What to produce: Pull every line holding the word "have" from the data below and copy it.
-*-
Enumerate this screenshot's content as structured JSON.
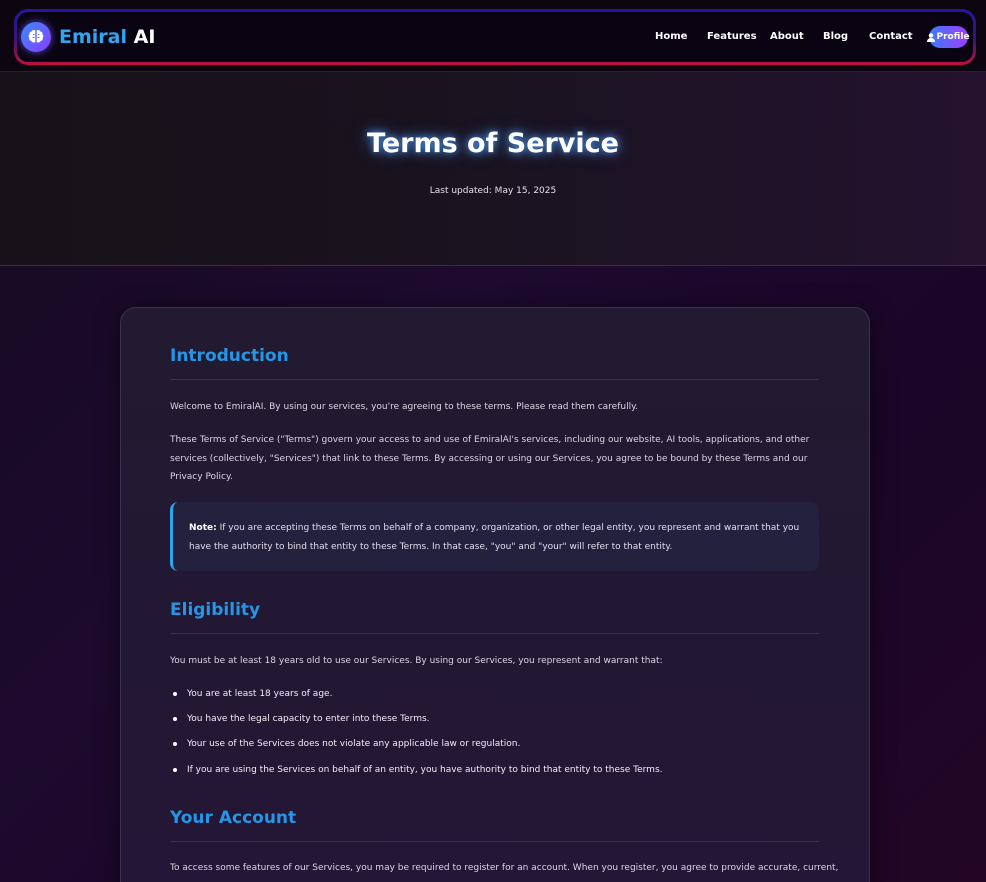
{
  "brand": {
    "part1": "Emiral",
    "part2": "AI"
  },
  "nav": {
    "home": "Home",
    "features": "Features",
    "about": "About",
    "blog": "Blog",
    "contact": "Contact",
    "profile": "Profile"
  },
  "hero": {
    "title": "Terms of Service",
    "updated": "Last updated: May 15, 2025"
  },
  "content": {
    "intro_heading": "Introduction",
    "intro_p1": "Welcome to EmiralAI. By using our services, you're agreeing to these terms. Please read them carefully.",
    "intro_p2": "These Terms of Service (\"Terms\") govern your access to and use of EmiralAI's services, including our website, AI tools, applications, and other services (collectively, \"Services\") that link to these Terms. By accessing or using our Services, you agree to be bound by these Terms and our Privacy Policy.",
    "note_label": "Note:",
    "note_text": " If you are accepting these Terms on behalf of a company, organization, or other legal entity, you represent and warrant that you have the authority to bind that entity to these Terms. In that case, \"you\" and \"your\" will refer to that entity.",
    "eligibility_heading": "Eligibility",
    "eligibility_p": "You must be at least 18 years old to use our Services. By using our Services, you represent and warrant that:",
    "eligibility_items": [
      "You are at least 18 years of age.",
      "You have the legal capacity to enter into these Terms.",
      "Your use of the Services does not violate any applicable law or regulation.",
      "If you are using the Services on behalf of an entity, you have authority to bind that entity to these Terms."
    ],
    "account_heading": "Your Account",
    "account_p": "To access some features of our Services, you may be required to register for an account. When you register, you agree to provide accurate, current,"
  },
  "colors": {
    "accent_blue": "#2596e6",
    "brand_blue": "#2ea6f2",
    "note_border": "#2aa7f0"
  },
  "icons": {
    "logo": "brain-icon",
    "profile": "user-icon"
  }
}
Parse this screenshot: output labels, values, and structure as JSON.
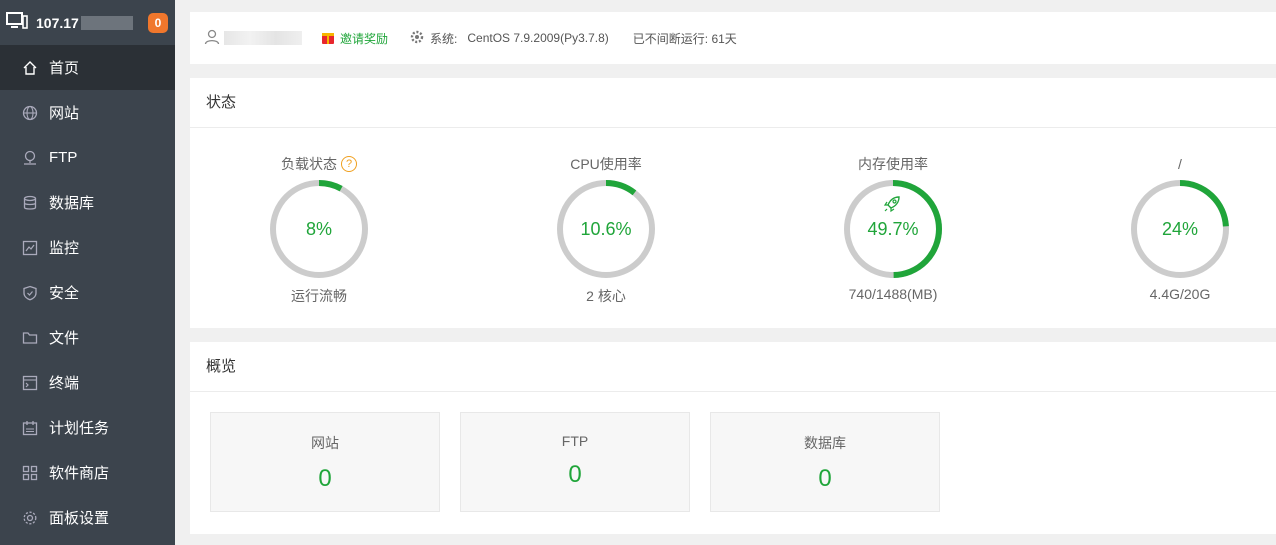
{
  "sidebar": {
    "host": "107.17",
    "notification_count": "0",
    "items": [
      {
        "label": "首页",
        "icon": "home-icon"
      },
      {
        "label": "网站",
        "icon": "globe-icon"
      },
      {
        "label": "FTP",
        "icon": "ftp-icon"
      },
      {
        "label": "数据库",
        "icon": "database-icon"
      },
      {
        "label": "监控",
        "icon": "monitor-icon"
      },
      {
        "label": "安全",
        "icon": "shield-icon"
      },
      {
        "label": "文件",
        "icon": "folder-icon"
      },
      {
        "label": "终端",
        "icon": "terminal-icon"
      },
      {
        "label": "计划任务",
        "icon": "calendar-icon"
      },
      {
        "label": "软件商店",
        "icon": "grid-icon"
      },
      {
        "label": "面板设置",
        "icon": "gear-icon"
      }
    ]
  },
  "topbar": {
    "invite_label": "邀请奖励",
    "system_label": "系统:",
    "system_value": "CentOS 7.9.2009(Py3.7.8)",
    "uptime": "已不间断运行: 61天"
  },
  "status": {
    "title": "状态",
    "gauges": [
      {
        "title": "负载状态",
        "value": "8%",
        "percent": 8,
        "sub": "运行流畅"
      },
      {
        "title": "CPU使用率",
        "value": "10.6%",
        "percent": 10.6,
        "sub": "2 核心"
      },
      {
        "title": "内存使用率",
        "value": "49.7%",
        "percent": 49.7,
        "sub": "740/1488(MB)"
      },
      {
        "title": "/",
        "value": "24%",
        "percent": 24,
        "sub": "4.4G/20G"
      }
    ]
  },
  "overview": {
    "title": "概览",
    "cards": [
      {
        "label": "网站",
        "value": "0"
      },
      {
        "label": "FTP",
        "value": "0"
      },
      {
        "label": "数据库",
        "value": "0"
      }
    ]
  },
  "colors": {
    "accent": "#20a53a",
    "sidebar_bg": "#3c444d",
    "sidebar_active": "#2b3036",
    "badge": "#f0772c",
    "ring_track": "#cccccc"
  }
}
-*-
Your solution:
    "note_text": " If you are accepting these Terms on behalf of a company, organization, or other legal entity, you represent and warrant that you have the authority to bind that entity to these Terms. In that case, \"you\" and \"your\" will refer to that entity.",
      "You have the legal capacity to enter into these Terms.",
      "If you are using the Services on behalf of an entity, you have authority to bind that entity to these Terms."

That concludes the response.